And the bistro wood block carver Mhmd Nasir, who has rung me five times today, even though I can't understand a word of what he is saying I am interpreting that he is telling me he has finished my first wood block.  

A Mhmd Nasir wood block ready to deliver to a fabric printing workshop.

A much tougher life than being at school, take note my dear children.

Wednesday, 11 October 2017



Delhi was a trip inside a washing machine full of debris, precious lives living precariously, stuff I wouldn’t want to see again and stuff I wouldn’t want to describe - but my eye must be drawn to such things for they are not what I know, I am in wonder as to how humanity can continue on to the next day. But amongst all the rag pickers, the sewer cleaners, rickshaw pedderlers, the ones who sleep everywhere, on ledges, roundabouts, berms in the middle of the road, planks of wood struck across precarious objects…there are spontaneous ready smiles- everywhere - think I have picked up more smiles here in India than the last 10 years in NZ. They are free - the best deal in town, get one with your yoghurt skimming the top of the small clay pot, get one with that strange fruit you must try, and get one after a healthy negotiation. 

There is a perverse romance in the medieval nightlight of the streets , white dhoti’s, sweaty backed cheap striped rickshaw pullers shirts hung over their decrepit leased contraptions.
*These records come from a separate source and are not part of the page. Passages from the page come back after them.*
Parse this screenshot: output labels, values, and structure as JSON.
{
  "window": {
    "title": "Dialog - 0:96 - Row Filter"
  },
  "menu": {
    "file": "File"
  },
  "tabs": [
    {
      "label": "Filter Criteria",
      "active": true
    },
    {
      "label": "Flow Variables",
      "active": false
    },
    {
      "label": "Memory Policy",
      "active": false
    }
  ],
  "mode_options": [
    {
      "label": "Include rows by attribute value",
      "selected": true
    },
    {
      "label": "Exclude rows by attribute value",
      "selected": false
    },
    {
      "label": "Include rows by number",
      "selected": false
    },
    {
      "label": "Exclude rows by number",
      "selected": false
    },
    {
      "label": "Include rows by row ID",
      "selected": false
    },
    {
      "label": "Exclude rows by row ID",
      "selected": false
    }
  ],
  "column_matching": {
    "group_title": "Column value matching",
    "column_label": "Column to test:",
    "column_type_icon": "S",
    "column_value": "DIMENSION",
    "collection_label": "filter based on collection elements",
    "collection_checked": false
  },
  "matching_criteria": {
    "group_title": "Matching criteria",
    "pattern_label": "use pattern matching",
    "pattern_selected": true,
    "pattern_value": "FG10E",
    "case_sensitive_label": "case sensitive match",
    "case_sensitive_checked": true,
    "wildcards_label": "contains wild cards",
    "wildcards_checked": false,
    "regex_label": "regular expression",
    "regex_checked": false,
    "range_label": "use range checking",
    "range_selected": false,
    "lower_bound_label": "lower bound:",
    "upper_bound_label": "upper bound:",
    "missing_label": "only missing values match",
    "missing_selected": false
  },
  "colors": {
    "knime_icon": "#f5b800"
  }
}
All the food trolleys appear at 5 pm - fried stuff, dosa, sugar cane juice and pomegranate juice extractors. Imagery overload… to begin to figure how the machine works, but it does for 1.25 billion people. That’s well over one million million!. But back to the first day in Varanasi in my spacious studio with attached bedroom, bathroom and a very very welcome air conditioner. Petra and Navneet, the couple who have made this residency facility possible tell me the weather will turn in two weeks - we’ll see but hell I hope so, but I also know that one adjusts and learns tricks to keep cool, regularly wet a hand loomed Gandhian cotton scarf and drape it around ones shoulders or wrap it around the head. 

Two days I’ve been here, really one, as the first was a mental scramble. I have plans this week to meet up with a translator who will help me communicate with various people on the streets, under the bridges, in the shanties, behind the walls - to talk about their stories. With their stories and possibly with the shirts off their backs or that ragged piece of rickshaw tarpaulin  I wish to embroider their story. I’ll leave it there, things may morph and change, their speed of happenings is not our speed of happenings, my creative plans just might land upside down. But there will be something, that’s what I’m here for and it is exciting, especially as I can easily afford to pay the craftspeople I wish to employ. Found my self celebrating a famous Tibetan monk’s birthday who only comes out of seclusion two days each year from his hideaway in the hills above San Francisco. We drove to Sarnath, a city located 13 kilometres north-east of Varanasi near the confluence of the Ganges and the Varuna rivers in Uttar Pradesh, India. The deer park in Sarnath is where Gautama Buddha first taught the Dharma. The monastery here has been built with the money earned from the famous monks publishing empire - the biggest publisher of Buddhist scriptures. It’s where Tibetan monks come to learn English so they can go out and spread the word. 

Got to just sit (with the aircon on) and scribble away tomorrow, make some meaningful abstract marks on paper, if there is such a thing, to show these craft magicians. Actually I feel a calm cool beginning to happen this morning, best to welcome the warmth. Fighting just makes for ‘heatiness’ so the Soloman Island pidgin English speakers say.
Just landed, here's my suitcase looking bewildered in the middle of the studio.

There is a bathroom, and until I learn how to turn on the shower, a bucket for dousing. Should have visited the Toilet Museum (for real) in Delhi, could have added a few more scintillating photographs to this one 
...and a bed, and an extra for the visiting geckos.

The studio entrance photo, which should be at the top but I don't know how to get it there. This shall be my home and workplace base for the next three months, I feel already they will fly by.

© Anna Crichton and the small book 'Dear Virus...'
Maira Gall